CL: “Netizens” has screened all over the world, from the US to Mexico to Russia to Ireland to Korea and beyond, and what I have found is that online harassment transcends borders. Although the ways in which it manifests are unique to different countries and cultures, what is consistent is that marginalized and vulnerable people are disproportionately affected and that women around the world are victims of intimate privacy violations—and it can have deadly consequences. I think the fundamental issue is that we are all walking around with very powerful tools—our networked phones and computers that are equipped with cameras and internet access—and that this is kind of the best and worst thing that has happened to us. On the one hand, it enables us to Facetime with family members around the world or organize transformative social movements; on the other it gives us the power to spread disinformation or humiliate people or foment a cyber mob with the click of a button.

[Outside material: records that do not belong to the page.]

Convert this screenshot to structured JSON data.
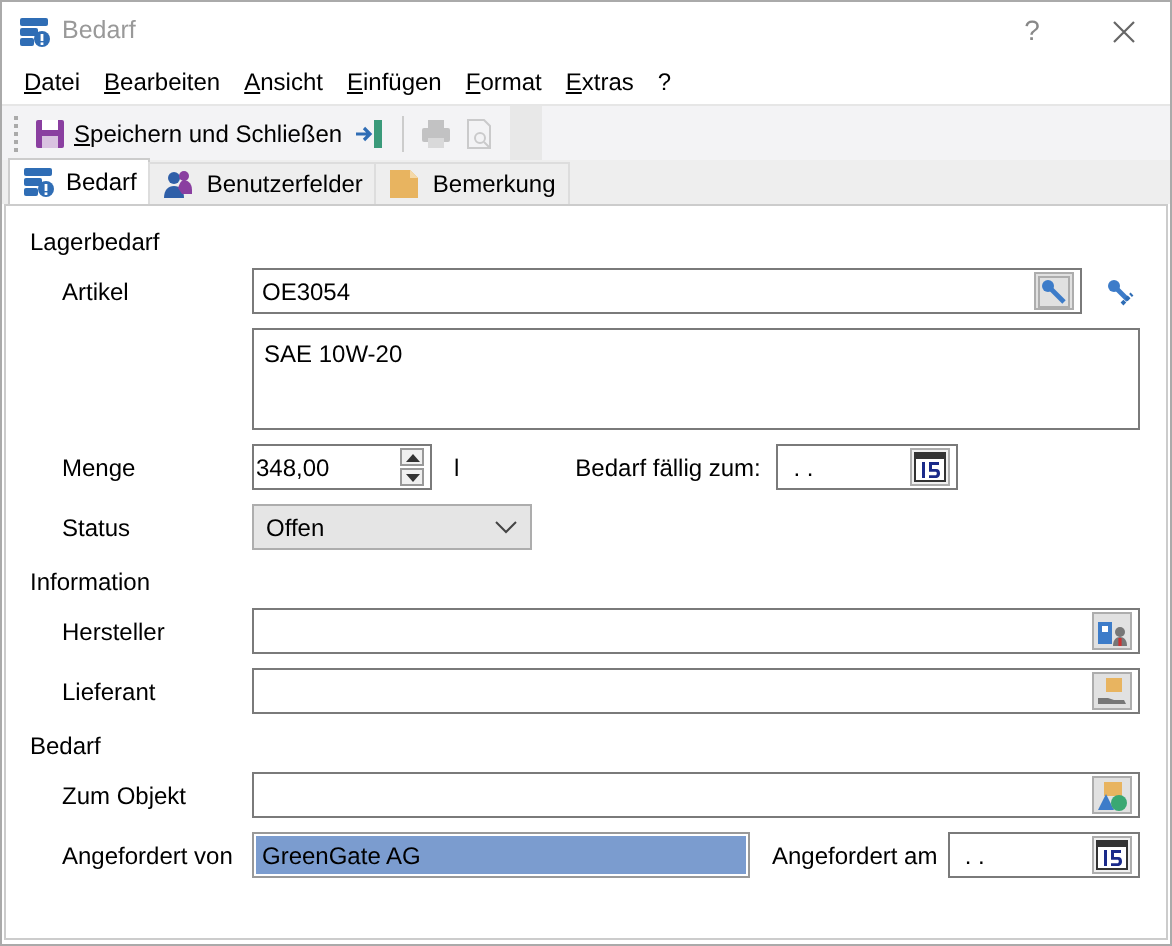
{
  "window": {
    "title": "Bedarf",
    "help": "?"
  },
  "menu": [
    "Datei",
    "Bearbeiten",
    "Ansicht",
    "Einfügen",
    "Format",
    "Extras",
    "?"
  ],
  "toolbar": [
    {
      "kind": "save",
      "label": "Speichern und Schließen",
      "disabled": false
    },
    {
      "kind": "exit",
      "disabled": false
    },
    {
      "kind": "print",
      "disabled": true
    },
    {
      "kind": "preview",
      "disabled": true
    }
  ],
  "tabs": [
    {
      "label": "Bedarf",
      "selected": true
    },
    {
      "label": "Benutzerfelder",
      "selected": false
    },
    {
      "label": "Bemerkung",
      "selected": false
    }
  ],
  "sections": [
    {
      "title": "Lagerbedarf",
      "rows": [
        {
          "kind": "lookup-edit",
          "label": "Artikel",
          "value": "OE3054"
        },
        {
          "kind": "memo",
          "value": "SAE 10W-20"
        },
        {
          "kind": "quantity",
          "label": "Menge",
          "value": "348,00",
          "unit": "l",
          "date_label": "Bedarf fällig zum:",
          "date_value": ". ."
        },
        {
          "kind": "select",
          "label": "Status",
          "value": "Offen"
        }
      ]
    },
    {
      "title": "Information",
      "rows": [
        {
          "kind": "lookup",
          "label": "Hersteller"
        },
        {
          "kind": "lookup",
          "label": "Lieferant"
        }
      ]
    },
    {
      "title": "Bedarf",
      "rows": [
        {
          "kind": "lookup",
          "label": "Zum Objekt"
        },
        {
          "kind": "text-date",
          "label": "Angefordert von",
          "value": "GreenGate AG",
          "selected": true,
          "date_label": "Angefordert am",
          "date_value": ". ."
        }
      ]
    }
  ]
}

WAF: How do you think your film and these community screening tours you’re starting now will promote a call for action on policy makers and reduce online harassment against women?
CL: My hope for “Netizens” is that it can shift our perspectives about online violence from the notion it’s “not real” or “just the internet” to depicting how far-reaching this problem is. Through these community screenings, I want audiences to witness how every aspect of a target’s life is transformed—her personal safety, her ability to get a job, her education, her relationships with her family—and to hopefully understand the issue differently. It’s not just something that happens on the internet and stays online; these acts have very real consequences. We are all too tragically learning in the wake of an epidemic of mass shootings, that often the perpetrator had expressed violence toward women online beforehand. I hope that “Netizens” inspires audiences to feel that they do have to accept online harassment as a “normal” part of our digital communities and that they have agency to demand far greater safety and privacy protections from our tech companies, policymakers, and law enforcement official.
WAF: What’s next for you?
CL: I’m currently developing a new project about the role doctors played in the opioid epidemic—among some other things. Stay tuned.
TOP PHOTO: Media critic and creator of “Feminist Frequency” web-series Anita Sarkeesian working on her computer in Netizens, directed by Cynthia Lowen. Courtesy of Train of Thought Productions.